Although some advocates want to lower the legal drinking age from 21, research continues to show that the law saves lives. That's the finding of a new review published in a special supplemental issue to the Journal of Studies on Alcohol and Drugs.
After local data showed that the Pueblo of Laguna tribal community was experiencing major problems with underage and binge drinking, the Laguna Coalition knew they had to take drastic measures to address the problem. So they worked with local leaders to ban packaged alcohol sales on the reservation.
Throughout the nation, thousands of community coalitions are improving their cities and towns, reducing teen drug use and saving lives. Together, they form a powerful movement that isn’t confined to the United States. CADCA is taking this movement global, building coalitions in 19 countries and five continents and in seven languages. This month, our efforts continue with new trainings beginning in Bologna, Italy; San Jose, Costa Rica; Nairobi, Kenya; Praia and Sao Vicente, Cape Verde; and Muntinlupa and Marikina, Philippines.
Is your community experiencing problems with too many alcohol retail stores or too much alcohol advertising? If so, you’ll want to take part in a course entitled “Taking Control: A Community Campaign to Shape the Alcohol Landscape” offered at CADCA’s 24th National Leadership Forum. During the course, leaders from The Santa Fe Prevention Alliance will discuss how they worked closely with local government and city staff to apply land use zoning laws to shape a more positive alcohol landscape for their community.
Strategies recommended by the Surgeon General to reduce underage drinking have shown promise when put into practice, according to scientists at the National Institute on Alcohol Abuse and Alcoholism (NIAAA). These approaches include nighttime restrictions on young drivers and strict license suspension policies, interventions focused on partnerships between college campuses and the community, and routine screening by physicians to identify and counsel underage drinkers.
Only one in six adults -- and only one in four binge drinkers -- say a health professional has ever discussed alcohol use with them even though drinking too much is harmful to health, according to a new Vital Signs report from the Centers for Disease Control and Prevention.
More than 60 percent of high school seniors don’t view regular marijuana use as harmful, according to the 2013 Monitoring the Future Survey, an annual survey of eighth, 10th, and 12th-graders by the National Institute on Drug Abuse (NIDA) and the University of Michigan. In addition, marijuana use over the past decade has continued to trend upwards among all three grades.

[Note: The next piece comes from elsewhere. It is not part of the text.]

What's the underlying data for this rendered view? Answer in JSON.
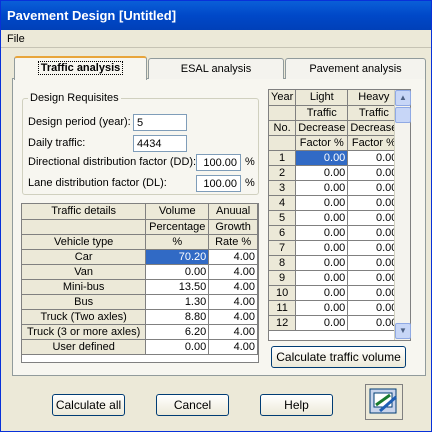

Smoking tobacco or marijuana, taking prescription painkillers, or using illegal drugs during pregnancy is associated with double or even triple the risk of stillbirth, according to research funded by the National Institutes of Health.
According to a new study, a novel composite measure consisting of 29 alcohol policies demonstrates that a strong alcohol policy environment is a protective factor against binge drinking in the U.S. The study was led by researchers at the Boston University Schools of Medicine (BUSM) and Public Health and Boston Medical Center (BMC), and is published in the current issue of the American Journal of Preventive Medicine.

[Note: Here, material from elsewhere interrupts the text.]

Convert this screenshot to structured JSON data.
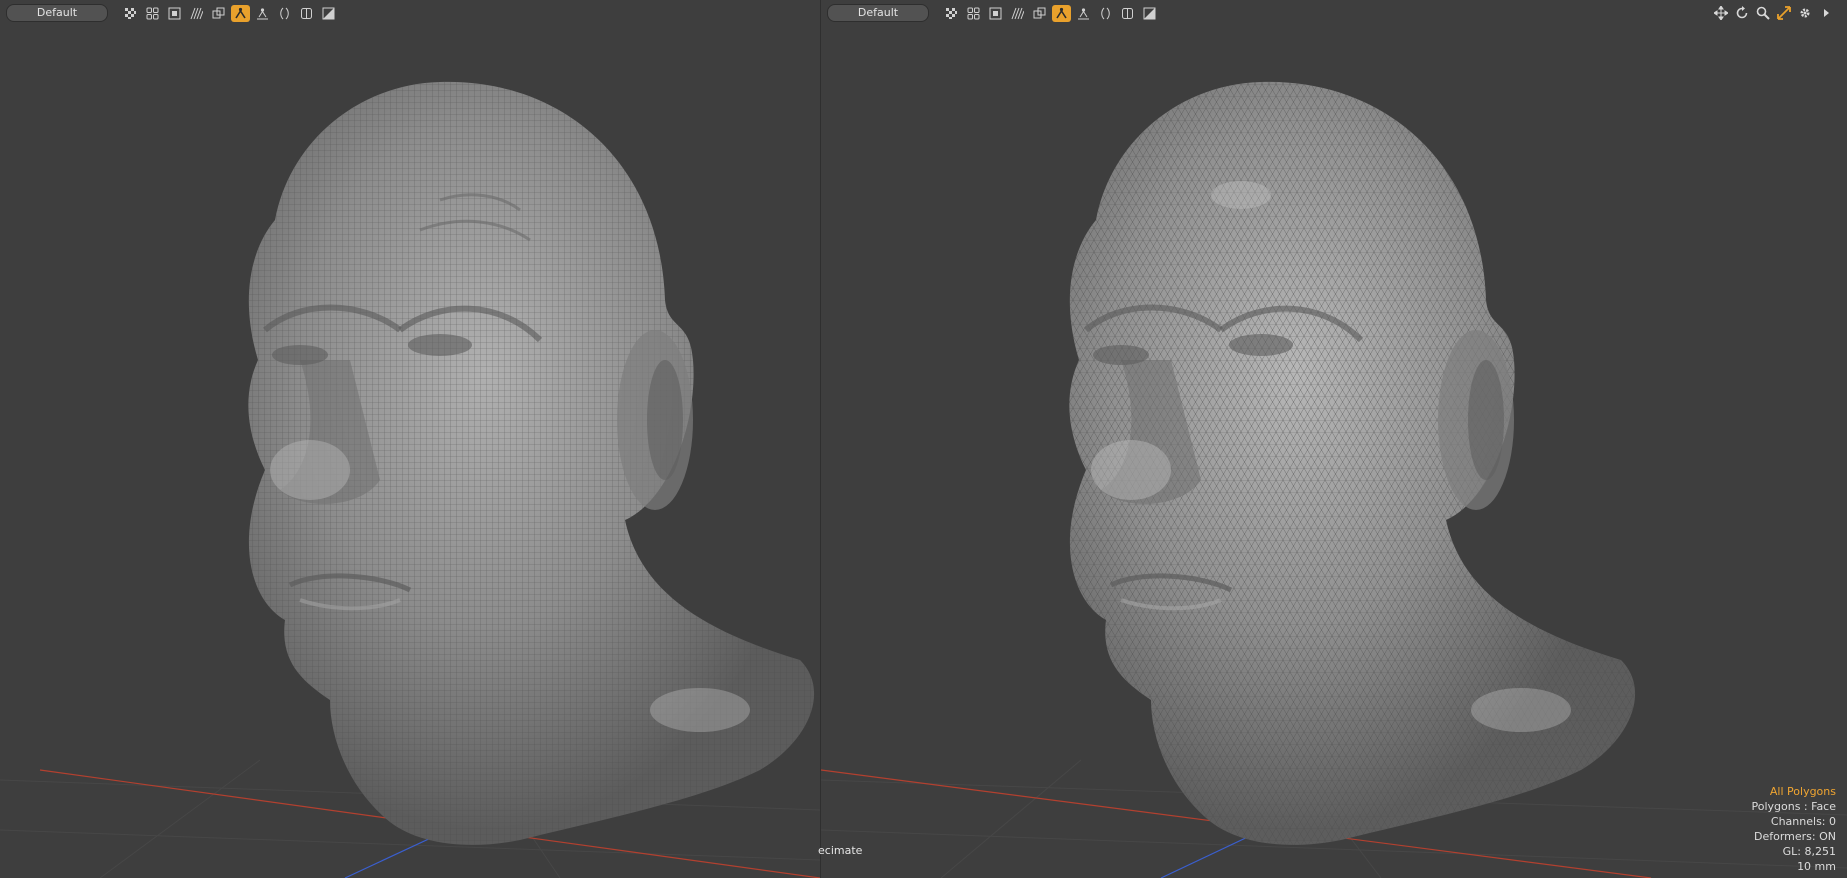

CADCA and its member coalitions have long been concerned about the dangerous effects of combining energy drinks with alcohol, and now new research confirms just how dangerous this practice can be. The study, published in the Journal of Adolescent Health, found that young people who combine alcohol with caffeine-laden energy drinks can end up drinking more than they intended to.

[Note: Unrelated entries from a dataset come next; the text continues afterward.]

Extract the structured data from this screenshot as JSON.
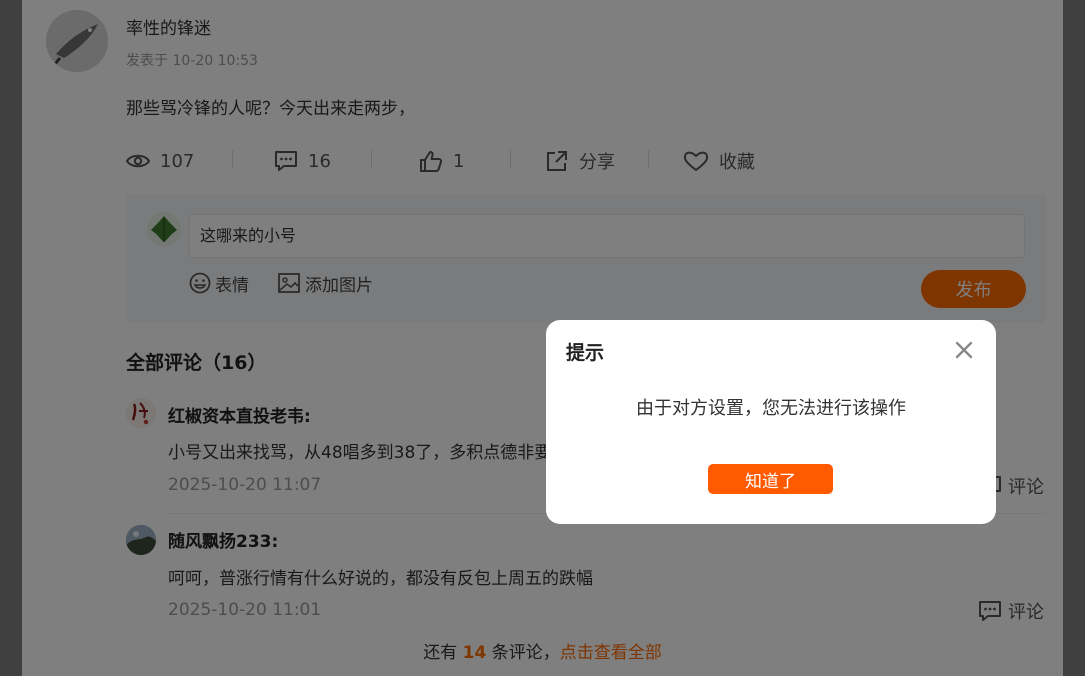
{
  "post": {
    "author": "率性的锋迷",
    "time": "发表于 10-20 10:53",
    "content": "那些骂冷锋的人呢？今天出来走两步，",
    "stats": {
      "views": "107",
      "comments": "16",
      "likes": "1",
      "share_label": "分享",
      "favorite_label": "收藏"
    }
  },
  "comment_box": {
    "input_value": "这哪来的小号",
    "emoji_label": "表情",
    "image_label": "添加图片",
    "publish_label": "发布"
  },
  "comments_section": {
    "title": "全部评论（16）",
    "items": [
      {
        "name": "红椒资本直投老韦:",
        "text": "小号又出来找骂，从48唱多到38了，多积点德非要",
        "time": "2025-10-20 11:07",
        "reply_label": "评论"
      },
      {
        "name": "随风飘扬233:",
        "text": "呵呵，普涨行情有什么好说的，都没有反包上周五的跌幅",
        "time": "2025-10-20 11:01",
        "reply_label": "评论"
      }
    ],
    "more_prefix": "还有 ",
    "more_count": "14",
    "more_suffix": " 条评论，",
    "more_link": "点击查看全部"
  },
  "dialog": {
    "title": "提示",
    "message": "由于对方设置，您无法进行该操作",
    "confirm_label": "知道了"
  },
  "colors": {
    "accent": "#ff6a00",
    "overlay": "rgba(0,0,0,0.5)"
  }
}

Many underage youth use false identification (ID) to circumvent minimum legal drinking age (MLDA) laws in order to obtain alcohol. While underage students tend to drink less frequently than their older college peers, they are more likely to engage in high-risk drinking and are at risk for developing alcohol use disorders (AUDs). A new study of the contributory role of false ID use to the development of AUDs among college students has found that almost two-thirds of the sample used false IDs.
High school seniors who frown upon the use of drugs are most likely to be female, nonsmokers or hold strong religious beliefs, according to a study by Joseph Palamar of New York University. The study examines how teenagers’ attitudes toward marijuana influenced their thoughts on the further use of other illicit drugs. The work appears online in the journal Prevention Science, published by Springer.
It really does take a village, or in the case of The Unified Prevention Coalition of Fairfax County, a city, to make change. The CADCA member coalition, located in Northern Virginia just outside of Washington, D.C., launched a new phase of its Don't Drink and Drive advertising campaign this week. This time, Fairfax Yellow Cab and Red Top Cab helped the coalition to print ‘Cab or Cell’ beverage coasters to discourage customers from drinking and driving and causing a crash that can hurt someone or land them in jail.
A new University of Texas at Austin study reveals that teens who begin puberty early and who have rapid pubertal development are at greater risk for experimenting with cigarettes, alcohol and marijuana.
Halloween is a fun and memorable night for many children and teens. However, according to the National Highway Traffic Safety Administration (NHTSA), it’s a particularly deadly night due to the high number of drunk drivers on the roads.